## What the task asks
In the data, find each line where the word "icon" appears and list that line.

## Source material
——

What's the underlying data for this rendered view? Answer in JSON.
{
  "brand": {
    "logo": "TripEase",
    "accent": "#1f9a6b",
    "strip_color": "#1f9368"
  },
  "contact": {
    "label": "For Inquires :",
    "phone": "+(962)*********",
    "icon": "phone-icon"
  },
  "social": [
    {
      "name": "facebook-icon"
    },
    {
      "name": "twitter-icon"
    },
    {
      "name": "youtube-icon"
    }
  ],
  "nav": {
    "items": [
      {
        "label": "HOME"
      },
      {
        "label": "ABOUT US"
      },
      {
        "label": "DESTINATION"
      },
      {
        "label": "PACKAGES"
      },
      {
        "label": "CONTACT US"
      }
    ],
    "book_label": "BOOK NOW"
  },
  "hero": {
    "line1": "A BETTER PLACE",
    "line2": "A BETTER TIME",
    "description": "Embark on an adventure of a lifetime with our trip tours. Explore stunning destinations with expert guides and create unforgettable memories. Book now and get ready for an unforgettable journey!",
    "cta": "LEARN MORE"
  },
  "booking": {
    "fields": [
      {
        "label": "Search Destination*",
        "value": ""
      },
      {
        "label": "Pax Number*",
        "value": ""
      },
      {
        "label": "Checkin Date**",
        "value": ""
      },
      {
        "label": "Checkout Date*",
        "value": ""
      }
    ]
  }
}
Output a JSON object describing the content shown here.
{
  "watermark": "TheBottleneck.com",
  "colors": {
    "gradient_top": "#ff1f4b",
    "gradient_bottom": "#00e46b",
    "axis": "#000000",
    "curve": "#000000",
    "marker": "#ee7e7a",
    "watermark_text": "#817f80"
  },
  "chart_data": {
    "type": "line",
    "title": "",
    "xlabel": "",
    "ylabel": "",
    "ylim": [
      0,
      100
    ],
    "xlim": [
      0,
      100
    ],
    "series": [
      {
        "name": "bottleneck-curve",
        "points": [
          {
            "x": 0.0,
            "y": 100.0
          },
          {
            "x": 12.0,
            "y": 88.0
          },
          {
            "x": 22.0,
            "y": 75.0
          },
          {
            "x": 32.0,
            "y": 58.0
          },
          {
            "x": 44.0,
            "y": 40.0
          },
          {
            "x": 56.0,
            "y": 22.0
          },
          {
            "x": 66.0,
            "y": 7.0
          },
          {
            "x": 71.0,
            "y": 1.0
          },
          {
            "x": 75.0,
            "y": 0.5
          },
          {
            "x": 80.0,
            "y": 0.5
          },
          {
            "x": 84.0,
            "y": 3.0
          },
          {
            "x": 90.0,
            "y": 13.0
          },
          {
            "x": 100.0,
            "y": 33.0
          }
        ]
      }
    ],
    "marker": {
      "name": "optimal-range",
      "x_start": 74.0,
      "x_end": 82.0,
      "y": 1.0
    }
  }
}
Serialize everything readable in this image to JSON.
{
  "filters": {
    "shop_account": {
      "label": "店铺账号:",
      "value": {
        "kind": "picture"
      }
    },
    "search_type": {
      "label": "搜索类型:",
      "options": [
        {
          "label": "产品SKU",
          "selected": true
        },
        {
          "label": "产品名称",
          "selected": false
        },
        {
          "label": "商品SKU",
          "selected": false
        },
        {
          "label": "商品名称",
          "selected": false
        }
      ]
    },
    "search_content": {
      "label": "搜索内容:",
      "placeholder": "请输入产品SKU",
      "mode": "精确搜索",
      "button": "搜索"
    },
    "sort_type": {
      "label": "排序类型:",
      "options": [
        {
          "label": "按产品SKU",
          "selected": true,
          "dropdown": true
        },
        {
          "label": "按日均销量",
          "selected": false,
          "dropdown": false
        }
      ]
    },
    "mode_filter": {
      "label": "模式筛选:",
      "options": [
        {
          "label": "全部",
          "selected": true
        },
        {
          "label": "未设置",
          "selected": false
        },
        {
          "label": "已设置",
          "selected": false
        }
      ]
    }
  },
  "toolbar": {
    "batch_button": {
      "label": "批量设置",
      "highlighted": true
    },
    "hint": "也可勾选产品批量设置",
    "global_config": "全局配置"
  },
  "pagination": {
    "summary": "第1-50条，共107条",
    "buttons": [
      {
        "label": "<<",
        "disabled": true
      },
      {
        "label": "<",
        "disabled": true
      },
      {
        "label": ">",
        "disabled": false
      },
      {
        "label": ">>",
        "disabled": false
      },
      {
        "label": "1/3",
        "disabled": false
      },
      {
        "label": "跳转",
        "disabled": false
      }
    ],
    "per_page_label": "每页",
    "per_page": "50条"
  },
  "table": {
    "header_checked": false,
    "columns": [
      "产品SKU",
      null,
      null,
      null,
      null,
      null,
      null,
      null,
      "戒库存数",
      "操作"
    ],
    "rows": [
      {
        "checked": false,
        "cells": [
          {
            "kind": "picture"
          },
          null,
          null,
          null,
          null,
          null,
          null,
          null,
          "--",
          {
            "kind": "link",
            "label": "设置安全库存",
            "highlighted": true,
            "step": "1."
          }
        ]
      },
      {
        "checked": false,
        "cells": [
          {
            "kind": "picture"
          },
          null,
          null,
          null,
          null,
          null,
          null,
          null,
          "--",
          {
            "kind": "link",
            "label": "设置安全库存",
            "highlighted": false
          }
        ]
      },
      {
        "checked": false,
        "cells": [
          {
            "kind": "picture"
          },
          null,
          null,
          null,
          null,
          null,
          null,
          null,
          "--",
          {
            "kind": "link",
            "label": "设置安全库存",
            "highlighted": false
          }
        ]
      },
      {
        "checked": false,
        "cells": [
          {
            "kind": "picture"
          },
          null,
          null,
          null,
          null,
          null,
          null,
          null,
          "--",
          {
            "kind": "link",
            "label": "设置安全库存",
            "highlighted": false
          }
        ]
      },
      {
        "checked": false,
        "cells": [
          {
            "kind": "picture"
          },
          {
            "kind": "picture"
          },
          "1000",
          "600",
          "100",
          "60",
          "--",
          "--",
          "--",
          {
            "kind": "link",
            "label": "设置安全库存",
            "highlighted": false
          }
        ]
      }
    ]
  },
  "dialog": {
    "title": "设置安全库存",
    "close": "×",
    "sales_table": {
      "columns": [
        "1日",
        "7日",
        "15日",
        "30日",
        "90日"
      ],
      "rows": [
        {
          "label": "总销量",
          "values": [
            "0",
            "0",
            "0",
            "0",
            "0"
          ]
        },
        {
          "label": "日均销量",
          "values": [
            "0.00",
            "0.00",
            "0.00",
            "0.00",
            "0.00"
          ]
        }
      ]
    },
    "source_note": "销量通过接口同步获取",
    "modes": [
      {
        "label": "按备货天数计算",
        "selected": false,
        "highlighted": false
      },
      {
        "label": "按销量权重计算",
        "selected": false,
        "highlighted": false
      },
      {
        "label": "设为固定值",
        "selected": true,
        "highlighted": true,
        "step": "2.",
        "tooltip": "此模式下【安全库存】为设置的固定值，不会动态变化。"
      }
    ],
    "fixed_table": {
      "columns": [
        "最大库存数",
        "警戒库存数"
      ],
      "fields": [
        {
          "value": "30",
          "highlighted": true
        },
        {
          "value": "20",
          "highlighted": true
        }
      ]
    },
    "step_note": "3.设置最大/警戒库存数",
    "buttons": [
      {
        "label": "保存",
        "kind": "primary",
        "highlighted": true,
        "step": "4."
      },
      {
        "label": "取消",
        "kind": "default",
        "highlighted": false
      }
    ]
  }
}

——

## Expected answer
    "icon": "phone-icon"
      "name": "facebook-icon"
      "name": "twitter-icon"
      "name": "youtube-icon"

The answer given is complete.